ABOUT THIS EXERCISE: Scan the entries below for the word "Position", then copy each line that holds it.

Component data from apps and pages
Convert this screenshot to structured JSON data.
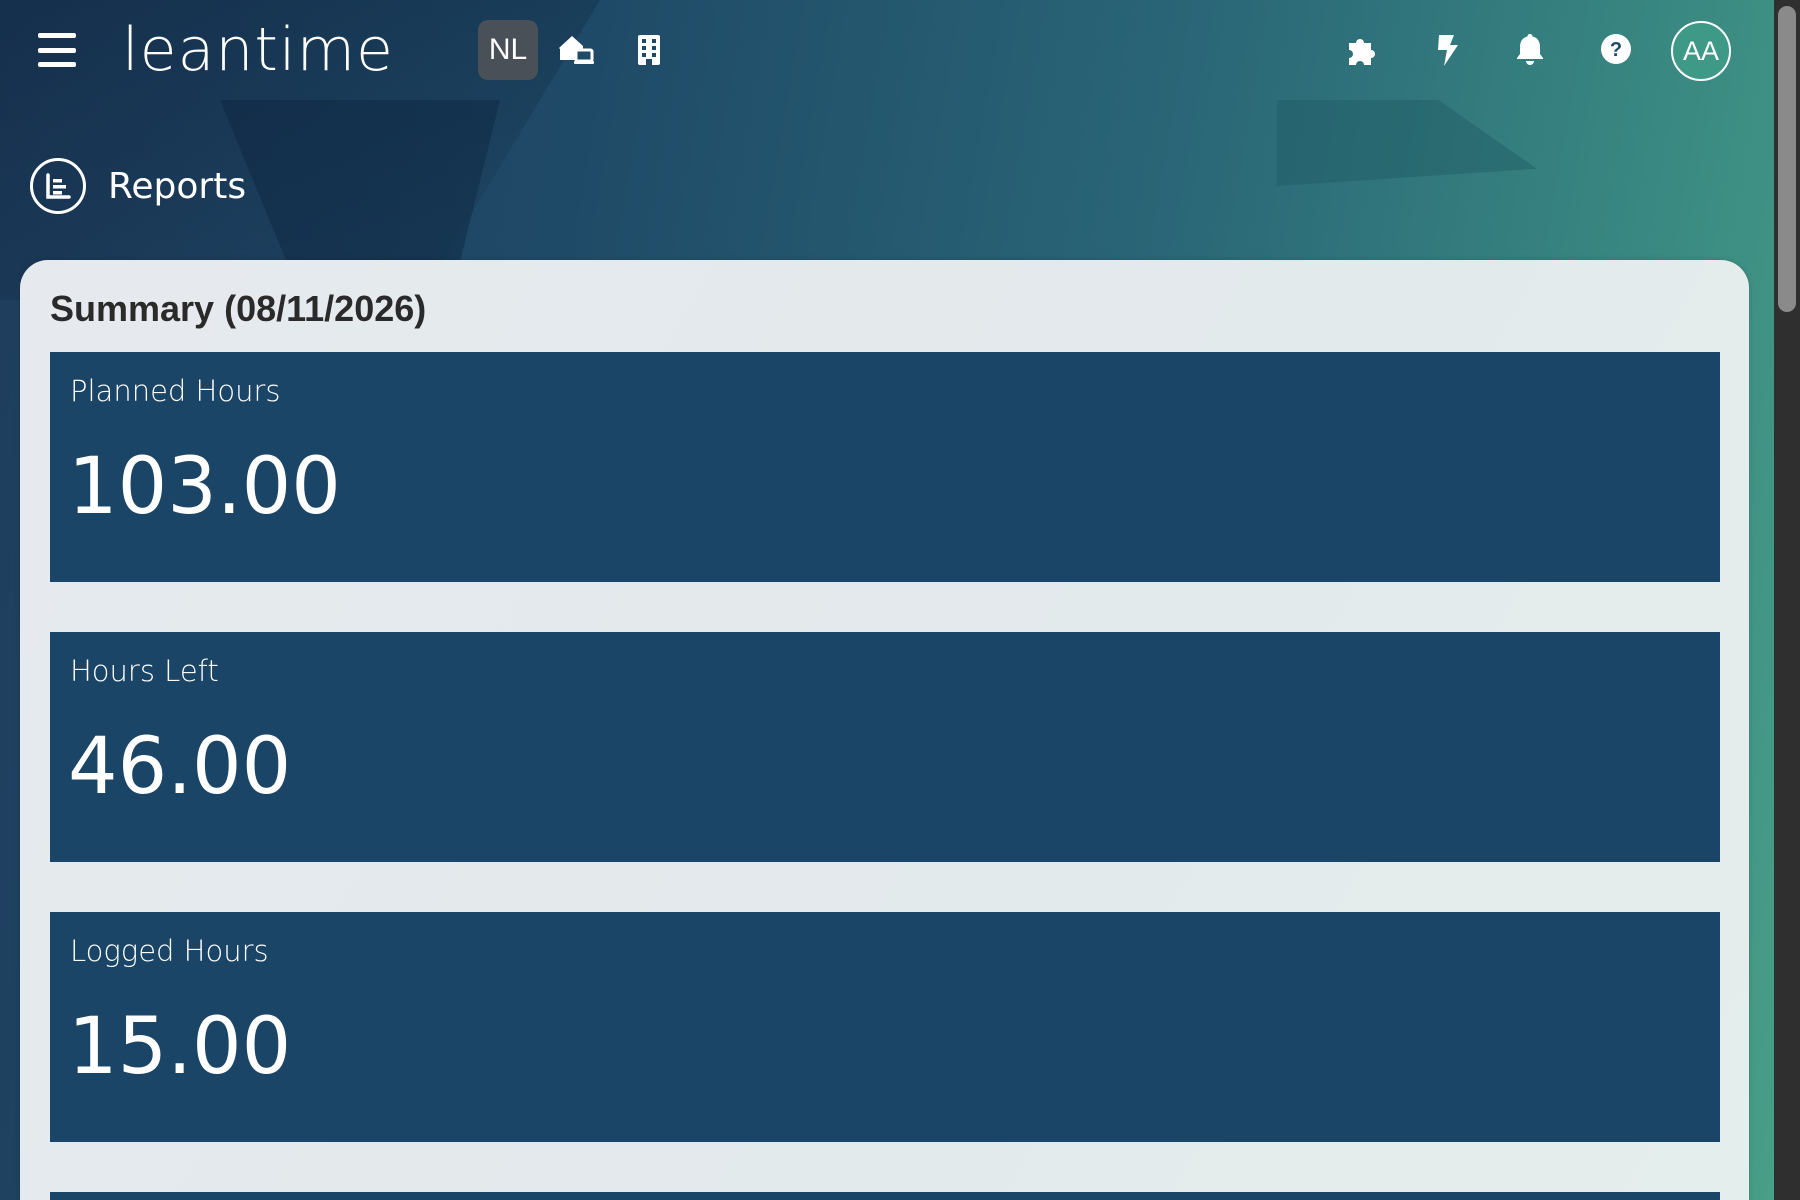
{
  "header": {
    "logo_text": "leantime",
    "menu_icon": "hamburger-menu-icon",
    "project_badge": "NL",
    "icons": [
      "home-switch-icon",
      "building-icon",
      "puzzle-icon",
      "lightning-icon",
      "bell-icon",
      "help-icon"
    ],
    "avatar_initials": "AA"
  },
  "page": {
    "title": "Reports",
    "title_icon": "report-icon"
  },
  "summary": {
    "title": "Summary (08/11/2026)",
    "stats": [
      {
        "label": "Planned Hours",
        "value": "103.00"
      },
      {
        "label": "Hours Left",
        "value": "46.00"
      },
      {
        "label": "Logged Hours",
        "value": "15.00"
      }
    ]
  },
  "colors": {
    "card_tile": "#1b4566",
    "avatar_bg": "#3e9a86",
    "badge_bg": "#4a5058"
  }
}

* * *

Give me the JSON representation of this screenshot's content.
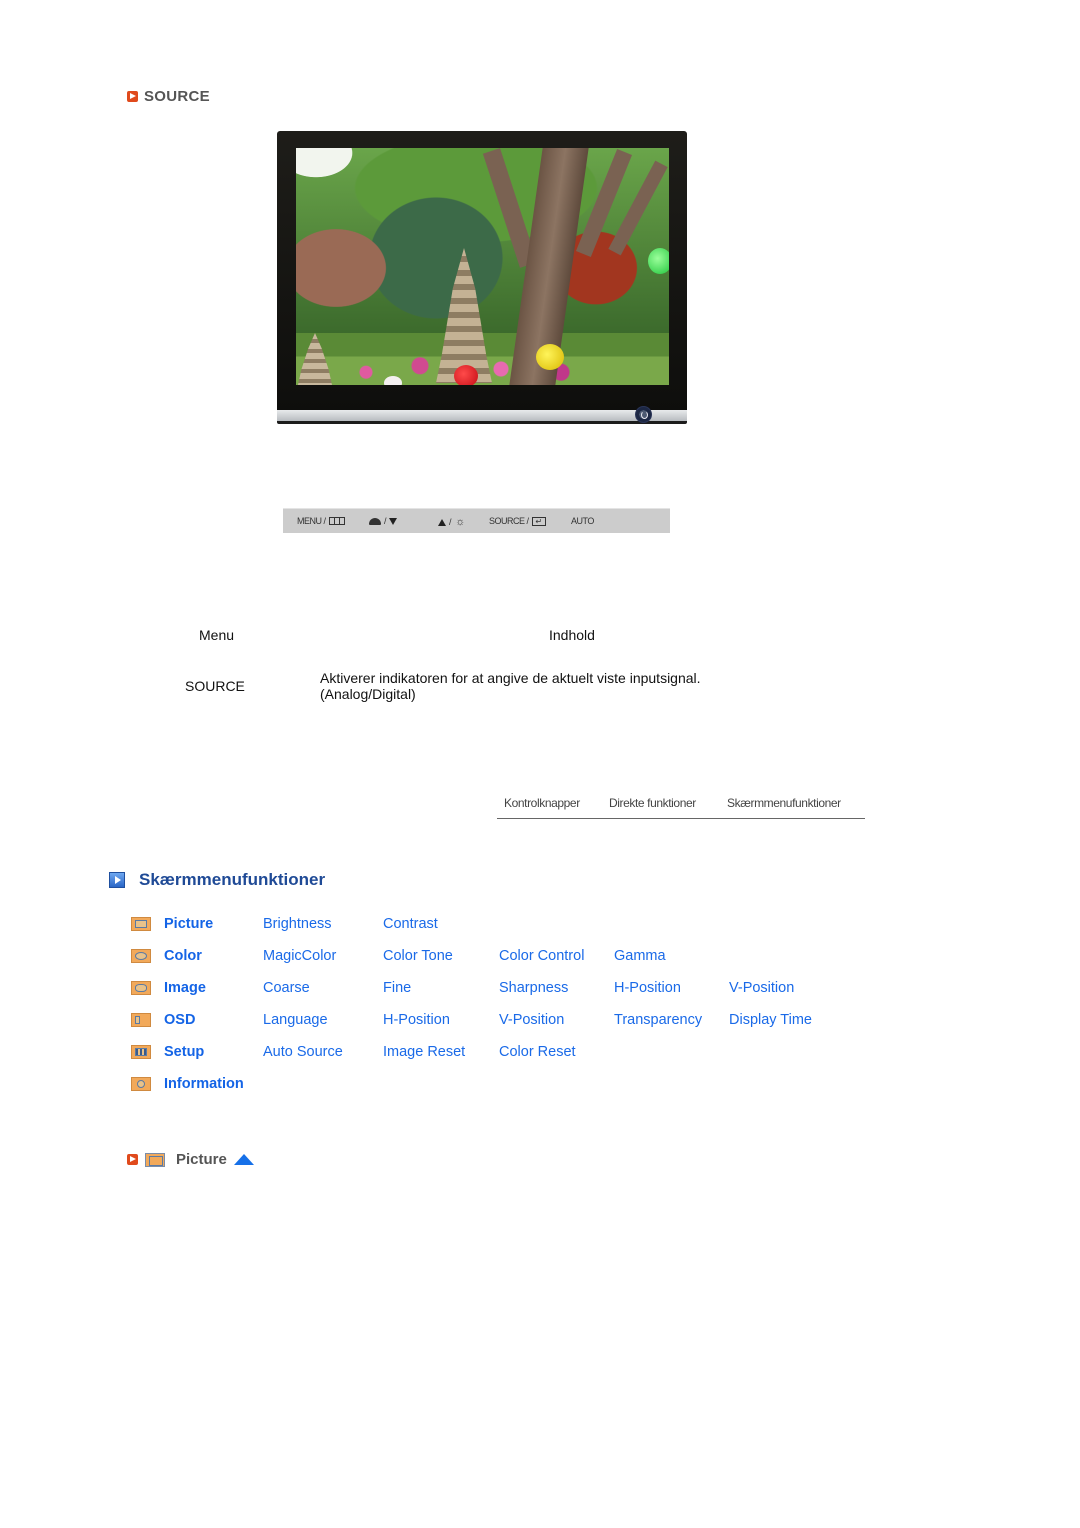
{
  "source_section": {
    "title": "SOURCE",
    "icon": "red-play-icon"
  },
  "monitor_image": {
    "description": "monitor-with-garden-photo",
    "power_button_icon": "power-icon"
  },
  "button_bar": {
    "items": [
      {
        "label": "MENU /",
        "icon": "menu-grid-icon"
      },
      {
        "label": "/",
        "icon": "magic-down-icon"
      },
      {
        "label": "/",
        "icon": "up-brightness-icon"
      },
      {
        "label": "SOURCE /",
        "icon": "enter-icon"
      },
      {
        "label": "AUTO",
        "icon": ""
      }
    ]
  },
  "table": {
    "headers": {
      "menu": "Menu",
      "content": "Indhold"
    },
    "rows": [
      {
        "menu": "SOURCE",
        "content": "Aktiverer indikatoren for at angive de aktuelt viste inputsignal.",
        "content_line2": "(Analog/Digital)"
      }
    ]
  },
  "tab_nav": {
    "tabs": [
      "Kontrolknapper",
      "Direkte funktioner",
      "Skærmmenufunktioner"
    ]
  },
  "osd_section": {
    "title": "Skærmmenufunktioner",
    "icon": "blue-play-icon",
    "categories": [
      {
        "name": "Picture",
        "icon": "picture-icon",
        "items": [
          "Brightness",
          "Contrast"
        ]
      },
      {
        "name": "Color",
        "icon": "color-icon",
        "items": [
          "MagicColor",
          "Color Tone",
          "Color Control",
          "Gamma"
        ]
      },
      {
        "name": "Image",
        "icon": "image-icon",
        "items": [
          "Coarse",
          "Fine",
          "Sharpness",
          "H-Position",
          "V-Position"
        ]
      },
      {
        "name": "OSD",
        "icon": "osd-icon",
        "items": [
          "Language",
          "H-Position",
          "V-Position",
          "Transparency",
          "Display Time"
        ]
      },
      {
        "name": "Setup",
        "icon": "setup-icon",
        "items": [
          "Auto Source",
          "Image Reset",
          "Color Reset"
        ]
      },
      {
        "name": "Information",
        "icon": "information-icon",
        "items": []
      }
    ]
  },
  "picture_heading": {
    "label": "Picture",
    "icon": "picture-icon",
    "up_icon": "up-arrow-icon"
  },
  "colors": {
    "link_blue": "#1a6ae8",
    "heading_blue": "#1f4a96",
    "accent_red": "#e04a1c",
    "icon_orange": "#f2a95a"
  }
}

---

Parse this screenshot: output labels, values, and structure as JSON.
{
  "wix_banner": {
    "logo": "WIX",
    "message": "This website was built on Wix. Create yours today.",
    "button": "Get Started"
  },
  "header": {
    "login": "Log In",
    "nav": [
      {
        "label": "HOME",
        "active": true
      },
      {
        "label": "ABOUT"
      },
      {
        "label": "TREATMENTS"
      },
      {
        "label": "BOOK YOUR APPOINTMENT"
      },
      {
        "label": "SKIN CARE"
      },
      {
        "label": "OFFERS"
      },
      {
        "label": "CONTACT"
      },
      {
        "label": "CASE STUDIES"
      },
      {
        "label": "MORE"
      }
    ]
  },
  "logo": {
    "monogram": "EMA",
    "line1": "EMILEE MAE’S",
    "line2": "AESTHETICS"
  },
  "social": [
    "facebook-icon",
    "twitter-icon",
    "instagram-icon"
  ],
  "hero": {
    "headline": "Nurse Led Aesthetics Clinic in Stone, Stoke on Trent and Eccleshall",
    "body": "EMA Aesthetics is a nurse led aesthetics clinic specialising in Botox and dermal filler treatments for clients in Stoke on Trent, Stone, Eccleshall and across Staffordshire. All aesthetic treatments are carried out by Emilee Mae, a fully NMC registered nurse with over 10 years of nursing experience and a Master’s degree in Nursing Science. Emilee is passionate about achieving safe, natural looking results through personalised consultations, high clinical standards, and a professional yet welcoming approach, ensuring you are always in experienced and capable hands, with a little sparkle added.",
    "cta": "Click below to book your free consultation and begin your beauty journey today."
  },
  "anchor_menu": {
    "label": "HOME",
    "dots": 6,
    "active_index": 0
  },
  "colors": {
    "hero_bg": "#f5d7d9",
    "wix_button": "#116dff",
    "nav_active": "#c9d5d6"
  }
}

OUTPUT OF THE EXERCISE:
          "H-Position",
          "V-Position"
          "H-Position",
          "V-Position",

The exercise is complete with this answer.